▸ Input for this task:

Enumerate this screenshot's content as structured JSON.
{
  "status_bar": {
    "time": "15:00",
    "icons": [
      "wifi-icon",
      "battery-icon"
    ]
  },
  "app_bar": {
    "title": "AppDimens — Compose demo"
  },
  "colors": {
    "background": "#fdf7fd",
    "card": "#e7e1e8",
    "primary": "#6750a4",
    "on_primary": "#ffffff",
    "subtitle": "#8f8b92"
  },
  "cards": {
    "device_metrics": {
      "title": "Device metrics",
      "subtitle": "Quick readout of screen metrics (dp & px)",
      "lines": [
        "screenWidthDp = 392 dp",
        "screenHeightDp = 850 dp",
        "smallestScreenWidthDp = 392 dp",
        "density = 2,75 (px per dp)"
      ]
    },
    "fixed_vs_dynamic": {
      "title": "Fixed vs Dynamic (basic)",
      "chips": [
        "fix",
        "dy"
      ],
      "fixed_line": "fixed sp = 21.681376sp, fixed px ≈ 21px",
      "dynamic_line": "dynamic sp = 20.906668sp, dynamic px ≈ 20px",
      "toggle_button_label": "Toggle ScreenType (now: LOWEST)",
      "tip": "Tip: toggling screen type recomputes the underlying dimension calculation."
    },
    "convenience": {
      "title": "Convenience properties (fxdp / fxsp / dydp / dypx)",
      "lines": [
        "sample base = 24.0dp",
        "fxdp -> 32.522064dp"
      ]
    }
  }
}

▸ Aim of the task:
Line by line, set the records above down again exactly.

▸ Answer:
Enumerate this screenshot's content as structured JSON.
{
  "status_bar": {
    "time": "15:00",
    "icons": [
      "wifi-icon",
      "battery-icon"
    ]
  },
  "app_bar": {
    "title": "AppDimens — Compose demo"
  },
  "colors": {
    "background": "#fdf7fd",
    "card": "#e7e1e8",
    "primary": "#6750a4",
    "on_primary": "#ffffff",
    "subtitle": "#8f8b92"
  },
  "cards": {
    "device_metrics": {
      "title": "Device metrics",
      "subtitle": "Quick readout of screen metrics (dp & px)",
      "lines": [
        "screenWidthDp = 392 dp",
        "screenHeightDp = 850 dp",
        "smallestScreenWidthDp = 392 dp",
        "density = 2,75 (px per dp)"
      ]
    },
    "fixed_vs_dynamic": {
      "title": "Fixed vs Dynamic (basic)",
      "chips": [
        "fix",
        "dy"
      ],
      "fixed_line": "fixed sp = 21.681376sp, fixed px ≈ 21px",
      "dynamic_line": "dynamic sp = 20.906668sp, dynamic px ≈ 20px",
      "toggle_button_label": "Toggle ScreenType (now: LOWEST)",
      "tip": "Tip: toggling screen type recomputes the underlying dimension calculation."
    },
    "convenience": {
      "title": "Convenience properties (fxdp / fxsp / dydp / dypx)",
      "lines": [
        "sample base = 24.0dp",
        "fxdp -> 32.522064dp"
      ]
    }
  }
}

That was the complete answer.